Which lines of the entries below hold the word "after"? Report each of them.

▸ **Information**
# # #

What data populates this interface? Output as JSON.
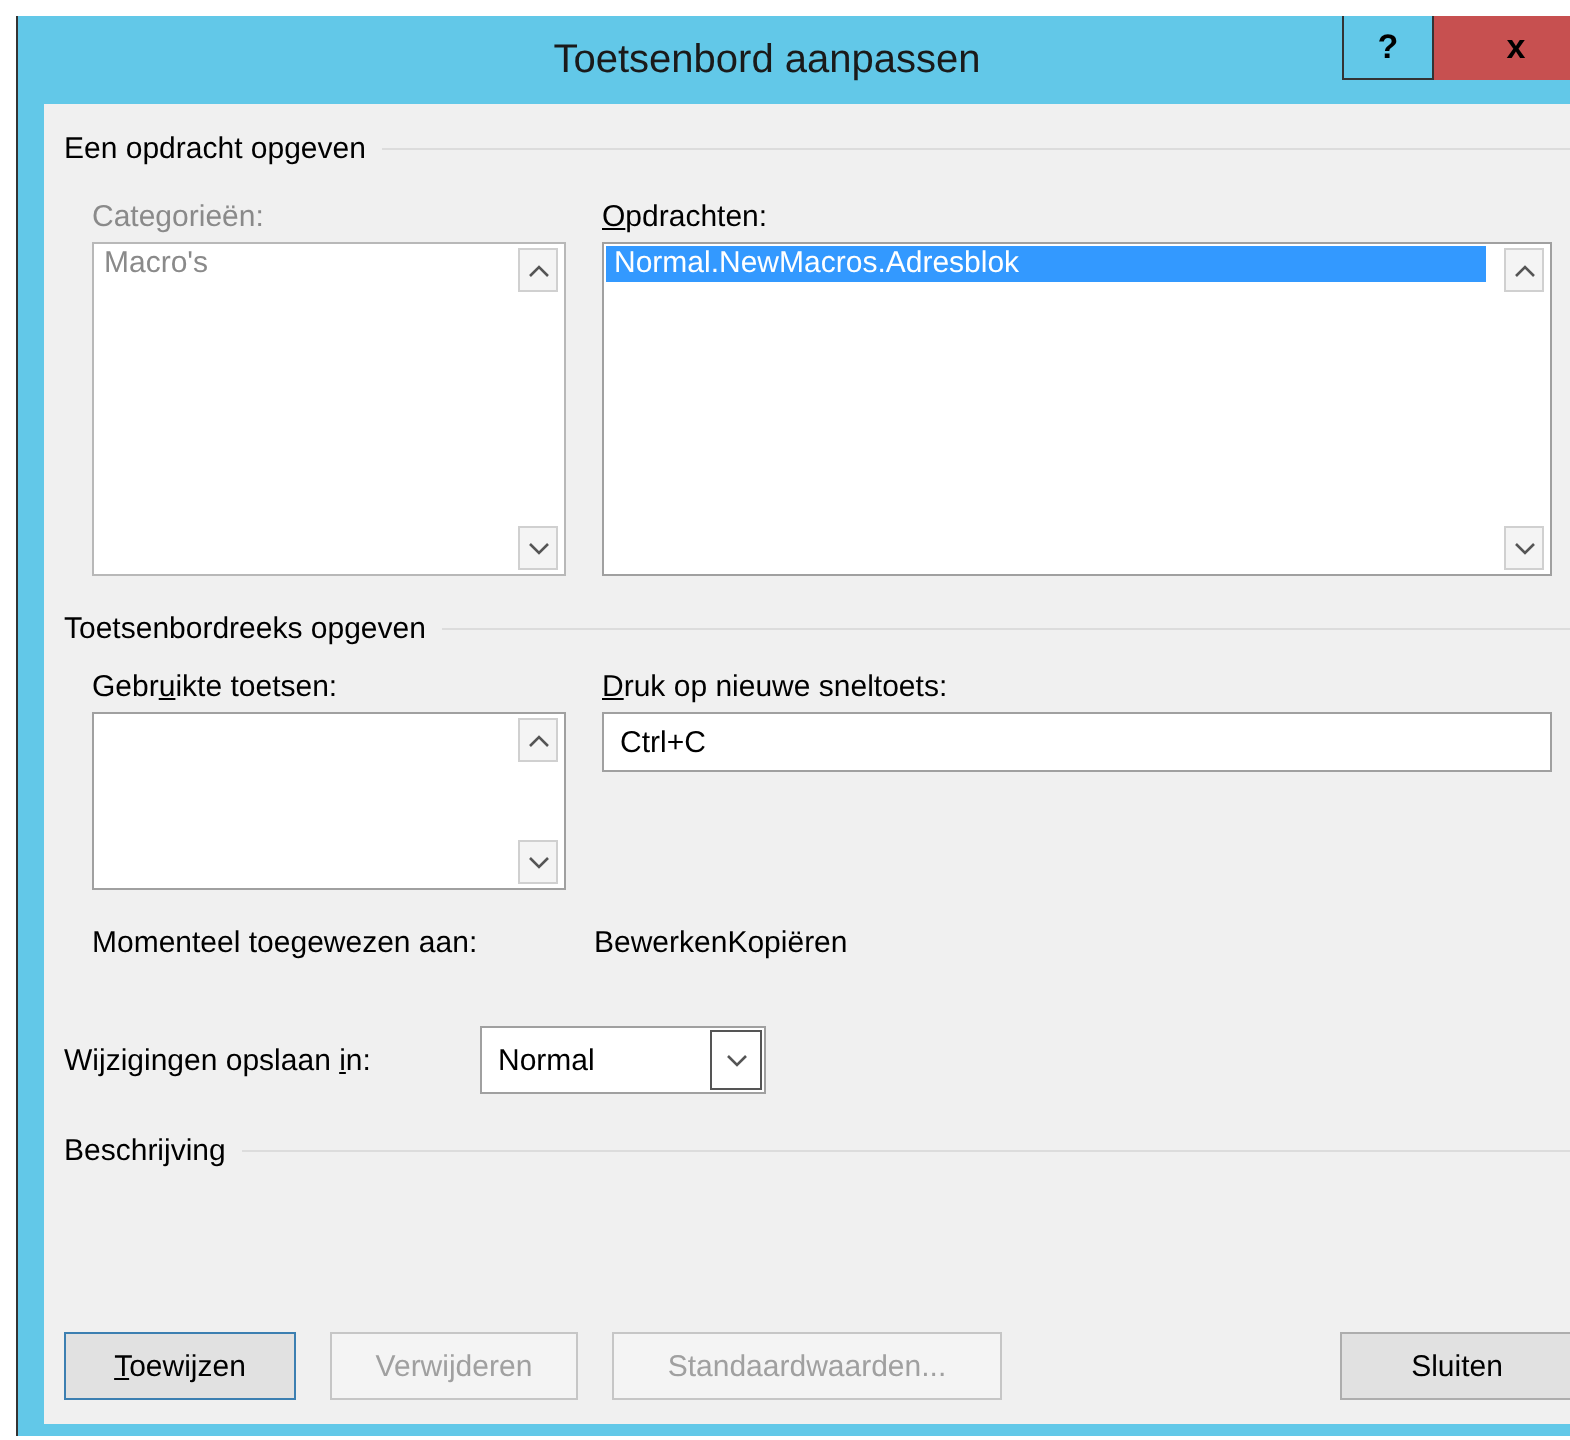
{
  "window": {
    "title": "Toetsenbord aanpassen",
    "buttons": [
      {
        "kind": "help",
        "label": "?"
      },
      {
        "kind": "close",
        "label": "x"
      }
    ]
  },
  "command_section": {
    "title": "Een opdracht opgeven",
    "categories": {
      "label": {
        "before": "Categorieën:"
      },
      "disabled": true,
      "items": [
        {
          "text": "Macro's",
          "selected": false
        }
      ]
    },
    "commands": {
      "label": {
        "key": "O",
        "after": "pdrachten:"
      },
      "items": [
        {
          "text": "Normal.NewMacros.Adresblok",
          "selected": true
        }
      ]
    }
  },
  "keys_section": {
    "title": "Toetsenbordreeks opgeven",
    "current_keys": {
      "label": {
        "before": "Gebr",
        "key": "u",
        "after": "ikte toetsen:"
      }
    },
    "new_shortcut": {
      "label": {
        "key": "D",
        "after": "ruk op nieuwe sneltoets:"
      },
      "value": "Ctrl+C"
    },
    "assigned_label": "Momenteel toegewezen aan:",
    "assigned_value": "BewerkenKopiëren"
  },
  "save_in": {
    "label": {
      "before": "Wijzigingen opslaan ",
      "key": "i",
      "after": "n:"
    },
    "value": "Normal"
  },
  "description": {
    "title": "Beschrijving"
  },
  "buttons": [
    {
      "label": {
        "key": "T",
        "after": "oewijzen"
      },
      "disabled": false,
      "default": true
    },
    {
      "label": {
        "before": "Verwijderen"
      },
      "disabled": true,
      "default": false
    },
    {
      "label": {
        "before": "Standaardwaarden..."
      },
      "disabled": true,
      "default": false
    },
    {
      "label": {
        "before": "Sluiten"
      },
      "disabled": false,
      "default": false
    }
  ]
}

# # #

▸ **Answer to this exercise**
        "after": "pdrachten:"
        "after": "ikte toetsen:"
        "after": "ruk op nieuwe sneltoets:"
      "after": "n:"
        "after": "oewijzen"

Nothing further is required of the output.